At last the horses came for him. As he said good-bye he promised to turn us all off in a fortnight; he called his bailiff a blockhead; and then, lolling at ease in his carriage, drove back to the town.
“Andrey Ivanitch,” I said to Radish, “take me on as a workman.”
“Oh, all right!”
And we set off together in the direction of the town. When the station and the big house with its buildings were left behind I asked: “Andrey Ivanitch, why did you come to Dubetchnya this evening?”
“In the first place my fellows are working on the line, and in the second place I came to pay the general’s lady my interest. Last year I borrowed fifty roubles from her, and I pay her now a rouble a month interest.”
The painter stopped and took me by the button.
“Misail Alexeyitch, our angel,” he went on. “The way I look at it is that if any man, gentle or simple, takes even the smallest interest, he is doing evil. There cannot be truth and justice in such a man.”
Radish, lean, pale, dreadful-looking, shut his eyes, shook his head, and, in the tone of a philosopher, pronounced:
“Lice consume the grass, rust consumes the iron, and lying the soul. Lord, have mercy upon us sinners.”

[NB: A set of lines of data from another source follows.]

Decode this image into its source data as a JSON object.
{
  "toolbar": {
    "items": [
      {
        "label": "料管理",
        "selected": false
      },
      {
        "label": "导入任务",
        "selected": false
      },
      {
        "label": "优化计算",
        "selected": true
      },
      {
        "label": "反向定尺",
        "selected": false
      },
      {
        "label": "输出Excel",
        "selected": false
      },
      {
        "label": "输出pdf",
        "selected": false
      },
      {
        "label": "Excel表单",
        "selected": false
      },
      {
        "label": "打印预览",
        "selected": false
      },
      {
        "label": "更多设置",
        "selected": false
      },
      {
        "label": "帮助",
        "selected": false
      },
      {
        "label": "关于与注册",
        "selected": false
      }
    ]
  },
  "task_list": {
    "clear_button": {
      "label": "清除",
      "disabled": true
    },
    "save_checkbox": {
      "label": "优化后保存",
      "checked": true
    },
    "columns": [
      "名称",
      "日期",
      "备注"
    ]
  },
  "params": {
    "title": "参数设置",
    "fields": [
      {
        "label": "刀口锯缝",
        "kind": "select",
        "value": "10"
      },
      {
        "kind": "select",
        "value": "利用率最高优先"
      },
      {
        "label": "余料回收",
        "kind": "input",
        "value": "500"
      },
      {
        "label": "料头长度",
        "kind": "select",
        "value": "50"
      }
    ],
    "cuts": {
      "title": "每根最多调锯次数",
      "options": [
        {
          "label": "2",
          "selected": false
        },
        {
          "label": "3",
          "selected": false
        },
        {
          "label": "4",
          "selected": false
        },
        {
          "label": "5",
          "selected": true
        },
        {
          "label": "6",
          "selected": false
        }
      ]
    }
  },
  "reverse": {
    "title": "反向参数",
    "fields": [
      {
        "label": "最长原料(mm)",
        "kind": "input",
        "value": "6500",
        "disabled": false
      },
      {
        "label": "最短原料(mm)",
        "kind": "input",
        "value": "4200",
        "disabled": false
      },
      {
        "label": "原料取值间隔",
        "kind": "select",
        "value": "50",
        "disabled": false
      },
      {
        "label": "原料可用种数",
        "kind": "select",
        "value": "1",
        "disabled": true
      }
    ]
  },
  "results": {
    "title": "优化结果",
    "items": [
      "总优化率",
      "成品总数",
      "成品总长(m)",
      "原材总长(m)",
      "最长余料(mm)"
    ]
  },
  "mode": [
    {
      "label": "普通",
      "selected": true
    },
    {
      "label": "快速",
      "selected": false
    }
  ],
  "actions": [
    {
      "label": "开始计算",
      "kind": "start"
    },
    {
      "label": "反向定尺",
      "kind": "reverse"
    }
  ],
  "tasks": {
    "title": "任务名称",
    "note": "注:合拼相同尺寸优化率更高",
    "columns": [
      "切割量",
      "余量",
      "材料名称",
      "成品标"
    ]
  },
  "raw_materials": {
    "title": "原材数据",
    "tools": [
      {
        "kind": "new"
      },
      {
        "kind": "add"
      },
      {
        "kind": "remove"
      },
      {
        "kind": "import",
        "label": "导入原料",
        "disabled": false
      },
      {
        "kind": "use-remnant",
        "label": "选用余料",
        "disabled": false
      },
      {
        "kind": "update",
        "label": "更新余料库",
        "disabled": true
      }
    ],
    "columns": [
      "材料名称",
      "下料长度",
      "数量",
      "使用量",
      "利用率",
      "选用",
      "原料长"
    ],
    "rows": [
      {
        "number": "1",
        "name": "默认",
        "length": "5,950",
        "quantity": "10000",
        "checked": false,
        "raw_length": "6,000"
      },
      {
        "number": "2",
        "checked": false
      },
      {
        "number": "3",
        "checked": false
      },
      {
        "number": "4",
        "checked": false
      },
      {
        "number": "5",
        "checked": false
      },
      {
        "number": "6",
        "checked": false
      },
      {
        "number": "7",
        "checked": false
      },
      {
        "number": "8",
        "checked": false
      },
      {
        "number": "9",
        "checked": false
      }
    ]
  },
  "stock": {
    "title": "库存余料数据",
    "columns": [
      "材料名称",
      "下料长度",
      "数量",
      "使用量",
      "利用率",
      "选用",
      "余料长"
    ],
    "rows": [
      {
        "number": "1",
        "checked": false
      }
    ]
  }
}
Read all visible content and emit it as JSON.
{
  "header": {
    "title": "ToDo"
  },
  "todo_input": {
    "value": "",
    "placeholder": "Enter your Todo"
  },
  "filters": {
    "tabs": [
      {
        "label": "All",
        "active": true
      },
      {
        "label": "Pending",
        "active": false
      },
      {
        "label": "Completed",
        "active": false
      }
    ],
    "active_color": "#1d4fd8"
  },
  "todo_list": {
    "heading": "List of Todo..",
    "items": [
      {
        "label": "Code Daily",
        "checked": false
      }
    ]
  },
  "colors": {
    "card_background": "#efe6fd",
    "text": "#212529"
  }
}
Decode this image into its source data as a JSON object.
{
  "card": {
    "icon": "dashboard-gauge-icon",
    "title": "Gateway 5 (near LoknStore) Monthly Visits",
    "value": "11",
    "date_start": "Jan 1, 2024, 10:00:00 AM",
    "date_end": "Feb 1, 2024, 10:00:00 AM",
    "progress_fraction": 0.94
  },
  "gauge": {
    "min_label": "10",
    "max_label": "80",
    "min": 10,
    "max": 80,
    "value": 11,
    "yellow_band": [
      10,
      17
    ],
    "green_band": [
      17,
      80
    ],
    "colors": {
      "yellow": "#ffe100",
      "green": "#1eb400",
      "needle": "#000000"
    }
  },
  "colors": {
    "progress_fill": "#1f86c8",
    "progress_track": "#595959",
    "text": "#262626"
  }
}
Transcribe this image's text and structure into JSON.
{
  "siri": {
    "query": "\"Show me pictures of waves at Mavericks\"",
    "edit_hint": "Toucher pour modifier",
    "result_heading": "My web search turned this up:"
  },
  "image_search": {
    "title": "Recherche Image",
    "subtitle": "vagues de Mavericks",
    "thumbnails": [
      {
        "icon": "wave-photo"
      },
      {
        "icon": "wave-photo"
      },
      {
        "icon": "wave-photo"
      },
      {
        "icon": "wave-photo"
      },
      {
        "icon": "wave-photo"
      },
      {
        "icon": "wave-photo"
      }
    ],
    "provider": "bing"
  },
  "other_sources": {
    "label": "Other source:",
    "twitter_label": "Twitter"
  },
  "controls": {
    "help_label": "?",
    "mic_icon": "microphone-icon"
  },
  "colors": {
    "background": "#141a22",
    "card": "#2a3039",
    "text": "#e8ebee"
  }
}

Radish was not practical, and was not at all good at forming an estimate; he took more work than he could get through, and when calculating he was agitated, lost his head, and so was almost always out of pocket over his jobs. He undertook painting, glazing, paperhanging, and even tiling roofs, and I can remember his running about for three days to find tilers for the sake of a paltry job. He was a first-rate workman; he sometimes earned as much as ten roubles a day; and if it had not been for the desire at all costs to be a master, and to be called a contractor, he would probably have had plenty of money.
He was paid by the job, but he paid me and the other workmen by the day, from one and twopence to two shillings a day. When it was fine and dry we did all kinds of outside work, chiefly painting roofs. When I was new to the work it made my feet burn as though I were walking on hot bricks, and when I put on felt boots they were hotter than ever. But this was only at first; later on I got used to it, and everything went swimmingly. I was living now among people to whom labour was obligatory, inevitable, and who worked like cart-horses, often with no idea of the moral significance of labour, and, indeed, never using the word “labour” in conversation at all. Beside them I, too, felt like a cart-horse, growing more and more imbued with the feeling of the obligatory and inevitable character of what I was doing, and this made my life easier, setting me free from all doubt and uncertainty.